Four: The Library of Congress: As An Embodiment of the American Identity. An 80-page e-book investigating the beautiful and historic art and architecture of the Library of Congress. An informative and beautiful resource.

Five: An interactive Civil Rights Timeline. Explore the years of 1963-1965 through a timeline that combines facts with primary source documents and additional links and biographical information.

The Dirksen Congressional Center has more resources than those listed above, but I hope these are a great springboard to new material and ideas.

Happy Friday!

The Friday Five: Images

Who doesn’t like to explore art and what students don’t gravitate toward images? Today’s “Five” include five great image collections, I hope you find something of interest to you.

Thanks to Christie Burke, our new Library Specialist, I learned about the first resource, Minnesota Reflections, a collection of nearly 31,000 images and documents “shared by more than 95 cultural heritage organizations across the state.
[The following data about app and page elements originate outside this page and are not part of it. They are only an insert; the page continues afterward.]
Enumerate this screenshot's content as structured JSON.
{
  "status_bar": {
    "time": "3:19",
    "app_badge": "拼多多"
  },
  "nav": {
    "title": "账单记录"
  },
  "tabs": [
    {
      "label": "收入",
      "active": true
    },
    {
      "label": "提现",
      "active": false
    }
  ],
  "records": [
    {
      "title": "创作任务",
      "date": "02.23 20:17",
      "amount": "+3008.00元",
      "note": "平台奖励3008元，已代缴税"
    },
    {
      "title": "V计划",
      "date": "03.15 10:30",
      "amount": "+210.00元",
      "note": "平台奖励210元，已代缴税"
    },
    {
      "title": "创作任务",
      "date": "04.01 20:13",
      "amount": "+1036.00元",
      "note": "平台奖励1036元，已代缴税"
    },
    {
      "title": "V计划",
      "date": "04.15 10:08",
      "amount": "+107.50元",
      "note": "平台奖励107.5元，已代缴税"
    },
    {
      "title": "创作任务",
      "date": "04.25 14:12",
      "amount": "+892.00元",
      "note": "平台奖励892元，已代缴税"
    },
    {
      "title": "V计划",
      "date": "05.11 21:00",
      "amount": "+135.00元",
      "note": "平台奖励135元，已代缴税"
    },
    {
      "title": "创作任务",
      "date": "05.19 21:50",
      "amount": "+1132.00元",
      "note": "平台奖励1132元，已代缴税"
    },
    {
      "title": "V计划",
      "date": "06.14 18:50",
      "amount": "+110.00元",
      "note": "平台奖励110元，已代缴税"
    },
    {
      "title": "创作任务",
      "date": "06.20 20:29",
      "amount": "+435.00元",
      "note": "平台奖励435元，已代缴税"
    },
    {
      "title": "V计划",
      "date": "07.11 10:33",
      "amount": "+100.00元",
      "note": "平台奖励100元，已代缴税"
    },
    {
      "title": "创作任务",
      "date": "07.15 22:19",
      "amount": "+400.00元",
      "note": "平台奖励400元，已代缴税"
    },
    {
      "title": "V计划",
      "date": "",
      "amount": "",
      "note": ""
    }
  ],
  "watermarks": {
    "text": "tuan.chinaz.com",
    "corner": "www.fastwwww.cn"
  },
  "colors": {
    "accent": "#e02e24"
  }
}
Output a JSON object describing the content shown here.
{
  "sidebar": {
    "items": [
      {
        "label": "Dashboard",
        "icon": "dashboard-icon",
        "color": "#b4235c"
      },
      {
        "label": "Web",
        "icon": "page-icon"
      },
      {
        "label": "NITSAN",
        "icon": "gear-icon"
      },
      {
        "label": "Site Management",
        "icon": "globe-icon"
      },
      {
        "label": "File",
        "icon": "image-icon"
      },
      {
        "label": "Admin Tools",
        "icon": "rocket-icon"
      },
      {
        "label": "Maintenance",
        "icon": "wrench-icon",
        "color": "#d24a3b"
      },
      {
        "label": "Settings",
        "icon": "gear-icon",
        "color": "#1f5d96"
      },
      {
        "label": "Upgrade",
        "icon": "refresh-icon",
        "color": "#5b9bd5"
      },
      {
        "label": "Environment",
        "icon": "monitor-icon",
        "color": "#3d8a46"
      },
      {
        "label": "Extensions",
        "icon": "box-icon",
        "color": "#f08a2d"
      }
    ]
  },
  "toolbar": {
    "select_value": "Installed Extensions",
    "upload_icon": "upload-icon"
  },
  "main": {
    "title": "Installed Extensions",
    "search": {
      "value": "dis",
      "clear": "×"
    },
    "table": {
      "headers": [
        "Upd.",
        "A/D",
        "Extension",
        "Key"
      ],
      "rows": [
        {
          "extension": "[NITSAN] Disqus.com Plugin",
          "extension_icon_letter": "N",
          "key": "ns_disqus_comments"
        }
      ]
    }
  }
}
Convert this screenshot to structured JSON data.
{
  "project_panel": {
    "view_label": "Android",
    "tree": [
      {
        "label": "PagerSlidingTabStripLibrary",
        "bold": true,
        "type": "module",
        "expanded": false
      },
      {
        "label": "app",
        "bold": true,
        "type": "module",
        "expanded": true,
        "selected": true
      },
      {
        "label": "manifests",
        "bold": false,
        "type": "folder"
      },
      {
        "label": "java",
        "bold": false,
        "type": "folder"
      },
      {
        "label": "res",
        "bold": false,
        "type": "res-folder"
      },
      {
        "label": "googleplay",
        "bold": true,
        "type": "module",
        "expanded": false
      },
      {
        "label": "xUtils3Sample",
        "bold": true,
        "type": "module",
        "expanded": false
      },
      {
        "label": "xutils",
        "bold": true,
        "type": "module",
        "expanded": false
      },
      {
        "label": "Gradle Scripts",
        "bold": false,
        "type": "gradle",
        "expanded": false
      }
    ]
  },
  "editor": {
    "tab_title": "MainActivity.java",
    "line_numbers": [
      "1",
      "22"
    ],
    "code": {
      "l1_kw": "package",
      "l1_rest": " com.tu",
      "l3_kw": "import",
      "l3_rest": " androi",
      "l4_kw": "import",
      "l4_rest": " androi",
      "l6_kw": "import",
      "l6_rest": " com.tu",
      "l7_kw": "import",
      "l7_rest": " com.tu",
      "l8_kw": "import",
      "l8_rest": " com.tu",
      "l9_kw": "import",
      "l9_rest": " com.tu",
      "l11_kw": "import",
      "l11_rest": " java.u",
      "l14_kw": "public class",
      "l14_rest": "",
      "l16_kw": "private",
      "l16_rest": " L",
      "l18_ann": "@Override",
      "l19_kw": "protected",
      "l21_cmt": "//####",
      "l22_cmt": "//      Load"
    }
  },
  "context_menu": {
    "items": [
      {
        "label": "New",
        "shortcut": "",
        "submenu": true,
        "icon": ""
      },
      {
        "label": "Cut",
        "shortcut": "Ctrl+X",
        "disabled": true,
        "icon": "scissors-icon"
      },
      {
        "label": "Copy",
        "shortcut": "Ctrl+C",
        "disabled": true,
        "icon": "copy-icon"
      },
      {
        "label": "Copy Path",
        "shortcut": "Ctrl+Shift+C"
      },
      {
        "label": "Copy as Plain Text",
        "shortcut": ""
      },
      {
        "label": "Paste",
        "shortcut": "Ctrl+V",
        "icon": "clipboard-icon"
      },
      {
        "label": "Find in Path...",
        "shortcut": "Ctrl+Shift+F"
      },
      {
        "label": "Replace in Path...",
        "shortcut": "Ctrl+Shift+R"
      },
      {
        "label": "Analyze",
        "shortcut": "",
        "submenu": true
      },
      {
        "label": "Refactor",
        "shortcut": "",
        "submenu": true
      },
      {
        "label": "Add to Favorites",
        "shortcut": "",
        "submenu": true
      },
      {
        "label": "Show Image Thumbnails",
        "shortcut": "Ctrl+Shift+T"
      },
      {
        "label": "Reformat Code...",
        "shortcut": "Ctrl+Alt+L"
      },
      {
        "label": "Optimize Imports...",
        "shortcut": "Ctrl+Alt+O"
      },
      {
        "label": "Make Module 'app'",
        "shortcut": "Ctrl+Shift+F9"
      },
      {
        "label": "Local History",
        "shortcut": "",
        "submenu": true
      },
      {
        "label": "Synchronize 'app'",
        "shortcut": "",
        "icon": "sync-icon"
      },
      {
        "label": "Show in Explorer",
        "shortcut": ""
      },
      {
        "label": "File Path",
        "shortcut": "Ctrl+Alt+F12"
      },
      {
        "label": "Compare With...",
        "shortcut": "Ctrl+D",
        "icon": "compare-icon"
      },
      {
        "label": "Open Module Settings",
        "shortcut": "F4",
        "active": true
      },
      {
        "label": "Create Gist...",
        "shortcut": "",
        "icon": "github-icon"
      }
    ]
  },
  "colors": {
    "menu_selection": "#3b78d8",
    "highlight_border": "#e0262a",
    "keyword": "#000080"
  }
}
This site offers a broad view of Minnesota’s history for researchers, educators, students, and the public.”

Second, thinking regionally, is the Arts Collection, part of the University of Wisconsin Digital Collections.  The Arts Collection “brings together, in digital form, primary and secondary materials relating to the creative arts.” Here you can search a growing collection of art including images of pottery, architecture, and other artifacts.

Third, yes, it has appeared here before, but I use it so often, I couldn’t imagine an article on images without it!  The morgueFile is a great place for educators and students to find quality images for just about anything.

Fourth, part of the Pics4Learning is a free image library intended for educational use. Teachers can also submit their photos to be included in the collection. (An “Advanced Search” for photographer is an easy way for students to find their teacher’s photos.) If you submit your images, you retain your copyright but grant your permission for them to be used for education. FYI, it does take a couple of days for the images to be approved by Pics4Learning.

Finally, images from Craig Blacklock. Not able to be downloaded but beautiful to explore, Craig’s Lake Superior images are wonderful.

Happy Friday!

Spending the Friday Five at the Supreme Court

Today’s Friday Five is brought to you by  Justice David Souter’s announcement of  retirement and my general interest in the Supreme Court. Recognizing that we have only had 110 Supreme Court Justices, it is quite an elite group. The following five resources are useful in teaching about the Court.

1.  This TIME for Kids website was designed for Justice Alito’s confirmation, it includes small biographies of recent justices, a look at Landmark Cases, some Supreme Court basics, and a quiz over the content.

2. An outstanding resource for Landmark Cases comes from Street Law and the Supreme Court Historical Society: This collection of readings (3 different reading levels) and activities surrounding each case is a great resource for a wide age range. (If you are an educator and would like the link to the answer site for, please send me an email!)

3. A 2-for-1!  SCOTUS Blog and SCOTUS Wiki are a pair of related sites which do a tremendous job watching the current Court. Contributors publish statistics on the actions of the Justices, update on daily news from the Court, give excellent reports on specific cases and decisions, a great pair of current resources.

4.  PBS created a wonderful resource to support its Supreme Court series. With an interactive history of the Court, there is also a great educators site with lesson plans, a day in the life, a memory game (can be tricky), and other supportive links,  definitely a rich resource on the Court.

5. The National Constitution Center has an interactive Constitution which is searchable by Supreme Court case, a different approach than some for studying the way the Supreme Court works with the Constitution.

Happy Friday!